He was on hold for half an hour before giving up. He called back, and the lines were blocked.
A PNM spokesman later said power was restored to some, but that more outages could occur throughout the night Saturday.
Throughout Albuquerque, churches and stores were shut down or operating on a limited basis.
Calvary of Albuquerque canceled its services at 8 a.m. today. However, services at 9:30 and 11:15 a.m. will be held, as will a special New Year's Eve service at 7 p.m. tonight, said Calvary spokesman Chip Lusko.
Nowhere to shop
Two of Albuquerque's malls, Coronado Center and Cottonwood Mall, were closed.
Wal-Mart stores on San Mateo, Academy and Carlisle were shut down, although area pizza stores were feeding the hungry. Many, though, were offering only carry-out service.
"The roads are too icy to send our drivers out," said Theresa Sedillo, a general manager for Domino's pizza at Alameda and Rio Grande.
In northeast New Mexico, areas in and around the Union County city of Clayton were buffeted by a wicked winter one-two punch of 50-plus-mph winds and 30 inches of snow.
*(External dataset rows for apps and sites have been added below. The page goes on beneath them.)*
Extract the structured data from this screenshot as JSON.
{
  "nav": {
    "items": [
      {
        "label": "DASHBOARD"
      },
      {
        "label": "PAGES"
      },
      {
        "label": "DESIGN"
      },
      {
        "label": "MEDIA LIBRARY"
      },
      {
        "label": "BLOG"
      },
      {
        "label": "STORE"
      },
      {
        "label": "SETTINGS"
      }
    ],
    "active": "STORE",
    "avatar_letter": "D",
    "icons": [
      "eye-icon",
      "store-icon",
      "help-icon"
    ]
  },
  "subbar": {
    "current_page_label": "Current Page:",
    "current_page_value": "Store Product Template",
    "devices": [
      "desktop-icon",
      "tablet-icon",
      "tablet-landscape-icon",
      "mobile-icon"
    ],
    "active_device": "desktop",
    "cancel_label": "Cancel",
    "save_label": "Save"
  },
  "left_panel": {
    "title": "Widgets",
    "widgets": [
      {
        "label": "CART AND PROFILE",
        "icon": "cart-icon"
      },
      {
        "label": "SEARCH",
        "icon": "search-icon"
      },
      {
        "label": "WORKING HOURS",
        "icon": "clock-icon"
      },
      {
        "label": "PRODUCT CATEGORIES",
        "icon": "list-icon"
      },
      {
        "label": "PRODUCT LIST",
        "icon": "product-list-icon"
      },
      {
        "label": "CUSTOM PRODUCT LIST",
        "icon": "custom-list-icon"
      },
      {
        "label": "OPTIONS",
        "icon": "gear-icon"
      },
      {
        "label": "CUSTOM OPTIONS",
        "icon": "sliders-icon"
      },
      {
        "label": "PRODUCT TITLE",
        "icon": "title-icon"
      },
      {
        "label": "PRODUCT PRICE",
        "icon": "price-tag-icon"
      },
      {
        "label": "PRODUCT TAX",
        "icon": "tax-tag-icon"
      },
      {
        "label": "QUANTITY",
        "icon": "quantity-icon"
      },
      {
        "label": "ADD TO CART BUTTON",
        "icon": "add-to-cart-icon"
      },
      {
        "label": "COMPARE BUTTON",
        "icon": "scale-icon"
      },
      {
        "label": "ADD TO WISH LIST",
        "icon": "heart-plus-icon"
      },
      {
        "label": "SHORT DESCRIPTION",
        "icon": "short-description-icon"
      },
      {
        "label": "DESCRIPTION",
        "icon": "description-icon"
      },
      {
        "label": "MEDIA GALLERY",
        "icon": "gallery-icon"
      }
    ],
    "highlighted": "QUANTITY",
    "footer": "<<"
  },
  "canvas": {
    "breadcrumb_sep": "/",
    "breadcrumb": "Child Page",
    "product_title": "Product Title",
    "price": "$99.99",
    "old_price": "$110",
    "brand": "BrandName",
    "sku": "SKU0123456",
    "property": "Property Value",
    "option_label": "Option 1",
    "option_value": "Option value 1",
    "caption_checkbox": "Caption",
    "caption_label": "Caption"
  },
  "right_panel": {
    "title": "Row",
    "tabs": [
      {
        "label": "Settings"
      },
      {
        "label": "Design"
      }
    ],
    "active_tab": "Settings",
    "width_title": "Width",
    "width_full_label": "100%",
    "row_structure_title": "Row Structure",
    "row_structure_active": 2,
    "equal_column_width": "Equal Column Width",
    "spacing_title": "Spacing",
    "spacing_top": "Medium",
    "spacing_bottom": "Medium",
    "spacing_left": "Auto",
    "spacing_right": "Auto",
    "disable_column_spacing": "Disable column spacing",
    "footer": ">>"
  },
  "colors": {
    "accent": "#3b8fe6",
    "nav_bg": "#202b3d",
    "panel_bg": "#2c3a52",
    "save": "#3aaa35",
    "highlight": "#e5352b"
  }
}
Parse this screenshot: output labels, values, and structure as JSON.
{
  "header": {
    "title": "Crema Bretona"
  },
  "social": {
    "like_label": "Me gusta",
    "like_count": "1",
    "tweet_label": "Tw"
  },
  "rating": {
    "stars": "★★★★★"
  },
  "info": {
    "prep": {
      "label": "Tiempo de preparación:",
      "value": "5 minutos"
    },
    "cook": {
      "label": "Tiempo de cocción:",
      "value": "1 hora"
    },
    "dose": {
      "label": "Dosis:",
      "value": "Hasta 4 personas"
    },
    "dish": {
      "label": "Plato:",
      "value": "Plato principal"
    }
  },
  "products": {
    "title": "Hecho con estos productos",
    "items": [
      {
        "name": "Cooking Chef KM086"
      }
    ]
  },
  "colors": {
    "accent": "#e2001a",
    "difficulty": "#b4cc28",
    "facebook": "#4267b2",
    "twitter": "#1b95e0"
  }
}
Drifts topped out at 10 to 15 feet.
About 100 stranded travelers holed up in a Clayton church; another 40-plus motorists caught in white-out conditions on the high plains west of that town took refuge overnight in a small ranch home.
"We're just stranded," said Clayton police communications Sgt. Vivian Baldonado, who was snowed in at work and had been on duty for more than 30 hours straight. "All our roads out of Clayton are closed. All our motels are full."
Hardy ranchers stayed indoors, hoping for a break in the blizzard of '06. Even longtime New Mexico residents were amazed at what they were seeing outside their living-room windows: a snow that at times appeared as if it would never let up.
"I wish you could see this picture I'm looking at it's really ugly," said Steve McClure, owner of the Red River Ranch between Springer and Wagon Mound, as he watched the blizzard Saturday afternoon.
"There's drifts of 3 and 4 feet in the yard. I can't see 300 yards," McClure said, adding that he'd just watched a pair of coyotes rushing through the snow to corral a jackrabbit.
He said that although he hadn't been able to get outside to feed his cattle, they'd be OK they weren't calving, and the fierce winds had exposed enough grass for them to eat.
The New Mexico Farm Bureau as of Saturday night was trying to get a handle on what effect the blizzard has had on livestock across the state. Ranchers with stranded livestock were asked to call a farm bureau hotline at 505-532-4705.
But the storm brought plenty of enjoyment.
At Netherwood Park near Girard and Indian School NE in Albuquerque, people raced down steep hills on sleds, snowboards, inner tubes and even an air mattress. About 150 parents, children and teens gathered there Saturday afternoon.
"I love it," said Downtown resident Helen Sterling, a middle-school counselor who was at the park with family and friends.
Nick DeLorenzo, a 19-year-old from Colorado, said he saw quite a few dramatic crashes.
"I landed on my face earlier," DeLorenzo said. "I got up, and I was fine."
Journal staff writers Sean Olson, Debra Dominguez-Lund and Dan McKay contributed to this report.
How much snow?
Red River, 31 inches
Peña Blanca, 30 inches
Clayton, 30 inches
Placitas, 18 inches
Santa Fe, 25.3 inches
Rio Rancho, 14 inches
Edgewood, 18 inches
Albuquerque, Sandia Heights, 24 inches
Albuquerque, Paseo del Norte and Eubank, 20 inches
Albuquerque, Juan Tabo and Montgomery, 18 inches
-- Source: National Weather Service
The storm that dumped its load on Friday and Saturday set records in Albuquerque. The 11.3 inches that fell at the airport Friday broke the previous one-day record of 10 inches.
But there was plenty of snow elsewhere:
A ranch near Pecos: 45 inches
Clayton area: 15-foot snowdrifts
Santa Fe, east of the Plaza: 25 inches
Albuquerque, Moon and Montgomery NE: 20 inches
Here comes the sun
The National Weather Service forecasts the return of sunshine today, with clear skies through New Year's Day and a high of 36 degrees. Clouds Monday night could lead to a slight chance of more snow showers starting Tuesday. Temperatures in Albuquerque are to drop to about 18 degrees tonight and 22 degrees Monday night.